Distracting the mansplainer August 1, 2012Posted by mareserinitatis in feminism, grad school, research, societal commentary.
Tags: mansplaining, sexism
I used to really think that if I presented people with enough compelling facts, I could totally convince them to change their minds about things. I try to operate that way myself, but it took me a good, long time to realize that’s not how most people think. Not only did it take me a long time, but it took a lot of arguments and hurt feelings. (I’ll admit that I still don’t get the way people view things a lot of times, and it really troubles me when I don’t understand how someone could have come to a particular view. I’ll hammer at it for days trying to understand…which is usually futile because they’re basing their judgement, often times, on experiences I wouldn’t know about.)
I also discovered that arguing with a lot of men really doesn’t work. I’ll be honest and say I’m not sure what does, but I have run into a fair bit of the “mansplaining” phenomenon. Technical guys, in particular, love to tell women how to do things because women just obviously cannot wrap their little brains around those complex things that men do.
Even if she’s got degrees in physics and engineering.
Today I got mansplained again…and it nearly turned into a knock-down drag-out type ordeal. Fortunately, I’ve learned that, at some point, you need to turn an argument into something constructive or it will get you nowhere.

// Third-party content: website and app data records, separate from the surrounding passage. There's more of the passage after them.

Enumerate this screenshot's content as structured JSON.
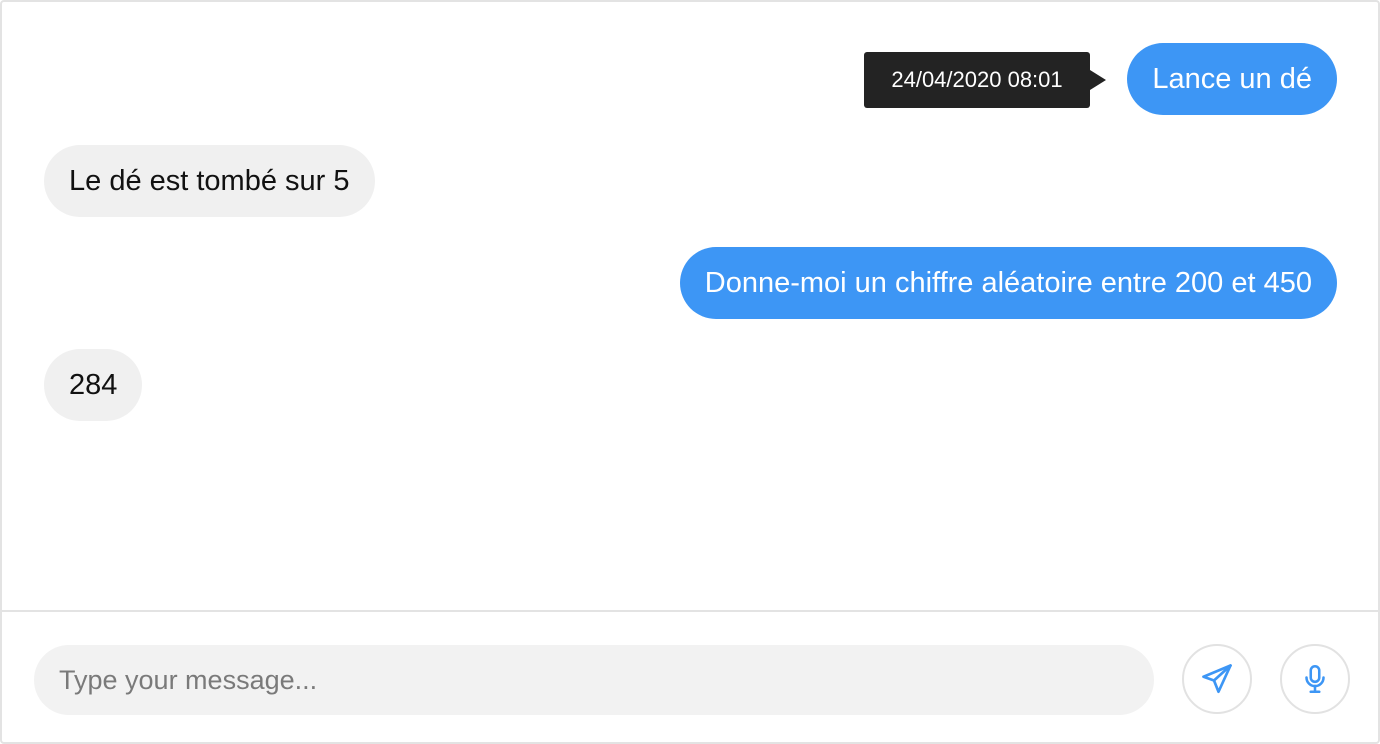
{
  "conversation": {
    "messages": [
      {
        "sender": "user",
        "text": "Lance un dé"
      },
      {
        "sender": "bot",
        "text": "Le dé est tombé sur 5"
      },
      {
        "sender": "user",
        "text": "Donne-moi un chiffre aléatoire entre 200 et 450"
      },
      {
        "sender": "bot",
        "text": "284"
      }
    ],
    "tooltip": {
      "timestamp": "24/04/2020 08:01"
    }
  },
  "composer": {
    "placeholder": "Type your message...",
    "value": "",
    "send_icon": "paper-plane-icon",
    "mic_icon": "microphone-icon"
  },
  "colors": {
    "user_bubble": "#3d96f5",
    "bot_bubble": "#f0f0f0",
    "tooltip_bg": "#232323",
    "icon_accent": "#3d96f5"
  }
}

I had to try to explain to someone that my widget didn’t seem to be compatible with their docking station. They were convinced that my widget had a bunch of design problems and they couldn’t see how it would work in any docking station. I tried to explain that I had already used it in several docking stations, and even in their own docking station! But when it was in their docking station, I could only communicate with modem and not with ethernet. It didn’t matter. This person kept insisting the problem was that my widget was the wrong size and shape, and if I happened to get it working, it was working in only one place and as a result of luck. And every time, I would get a lecture on how to design widgets properly.
It almost got to the point of shouting, and I wasn’t sure what to do, so I grabbed my widget and his docking station and made it fit. He was shocked. You see, me saying that it fit really didn’t matter. I am obviously not smart enough to know when the widget fits properly or not, and in his estimation, it shouldn’t have fit. But it did.

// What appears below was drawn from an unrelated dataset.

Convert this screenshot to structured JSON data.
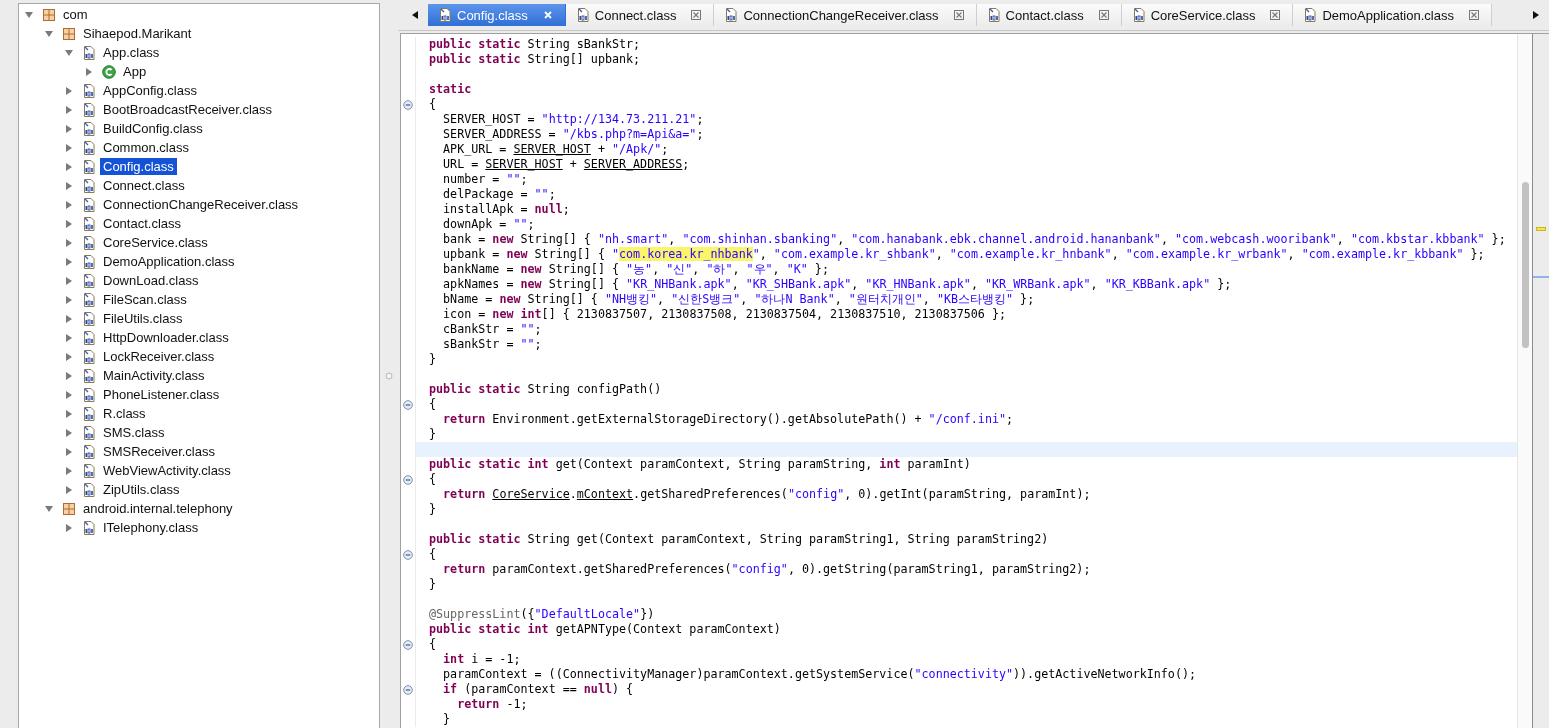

It also turned out to be the right thing to do because suddenly he could see what sorts of communications problems the widget had and was distracted from his theoretical notions of appropriate widget dimensions to that actual problem at hand. In about a half hour, we had the kinks worked out so that the widget could use both modem and ethernet.

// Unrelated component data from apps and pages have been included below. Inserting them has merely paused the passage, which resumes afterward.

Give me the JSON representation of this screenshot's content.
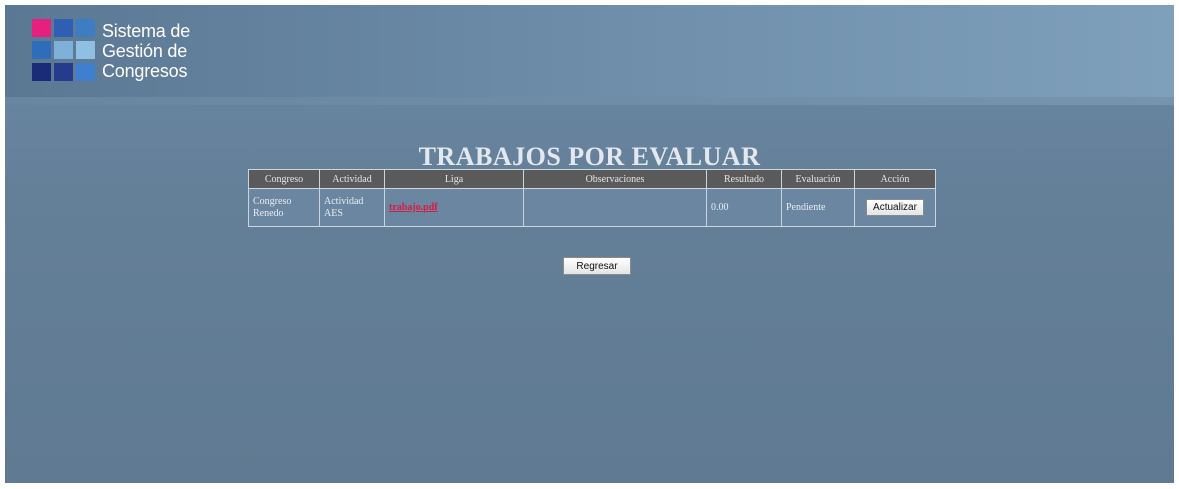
{
  "app": {
    "logo_lines": [
      "Sistema de",
      "Gestión de",
      "Congresos"
    ],
    "logo_colors": [
      "#e6207e",
      "#2f5fb4",
      "#3c7dc3",
      "#7fb0d8",
      "#1f3f8c",
      "#2f6cbb",
      "#8fbfe2",
      "#1a2b78",
      "#263a8e",
      "#3f7fcf"
    ]
  },
  "page": {
    "title": "TRABAJOS POR EVALUAR"
  },
  "table": {
    "headers": [
      "Congreso",
      "Actividad",
      "Liga",
      "Observaciones",
      "Resultado",
      "Evaluación",
      "Acción"
    ],
    "rows": [
      {
        "congreso": "Congreso Renedo",
        "actividad": "Actividad AES",
        "liga": "trabajo.pdf",
        "observaciones": "",
        "resultado": "0.00",
        "evaluacion": "Pendiente",
        "accion_label": "Actualizar"
      }
    ]
  },
  "actions": {
    "back_label": "Regresar"
  }
}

At this point, the person asked me why I hadn’t talked to him about the problem before. Apparently he didn’t realize that I had and that, each time, he insisted my widget must be the wrong size. I would assume that he knew better and would go off, searching out the problem, only to find that the problem still seemed to be with the communications protocols. Each time it happened, I would try to provide some proof, which would be dismissed with a wave of the hand and, “That can’t be the problem,” regardless of the evidence I’d generated. So why hadn’t I talked to him? Because he’d diagnosed the problem before I even spoke to him and wouldn’t even look at any evidence to the contrary, citing how his own background put him in a much better position to figure out the problem.